Work to complete
Leaving out the images, repeat all the lines below exactly.

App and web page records
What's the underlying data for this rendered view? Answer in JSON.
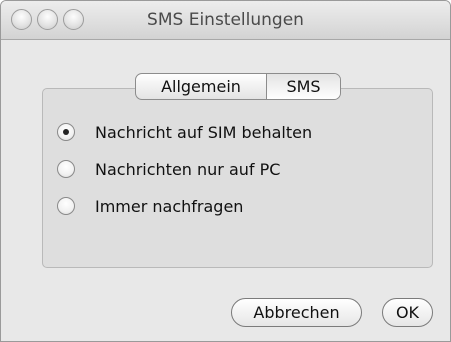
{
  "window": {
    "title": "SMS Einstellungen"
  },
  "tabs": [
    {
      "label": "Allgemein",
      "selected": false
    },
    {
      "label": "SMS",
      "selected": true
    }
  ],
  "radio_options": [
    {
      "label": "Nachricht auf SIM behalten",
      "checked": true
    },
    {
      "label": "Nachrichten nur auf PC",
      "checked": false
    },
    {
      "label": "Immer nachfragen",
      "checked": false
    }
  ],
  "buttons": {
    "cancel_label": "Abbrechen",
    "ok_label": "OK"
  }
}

Result for this task
What's the underlying data for this rendered view? Answer in JSON.
{
  "window": {
    "title": "SMS Einstellungen"
  },
  "tabs": [
    {
      "label": "Allgemein",
      "selected": false
    },
    {
      "label": "SMS",
      "selected": true
    }
  ],
  "radio_options": [
    {
      "label": "Nachricht auf SIM behalten",
      "checked": true
    },
    {
      "label": "Nachrichten nur auf PC",
      "checked": false
    },
    {
      "label": "Immer nachfragen",
      "checked": false
    }
  ],
  "buttons": {
    "cancel_label": "Abbrechen",
    "ok_label": "OK"
  }
}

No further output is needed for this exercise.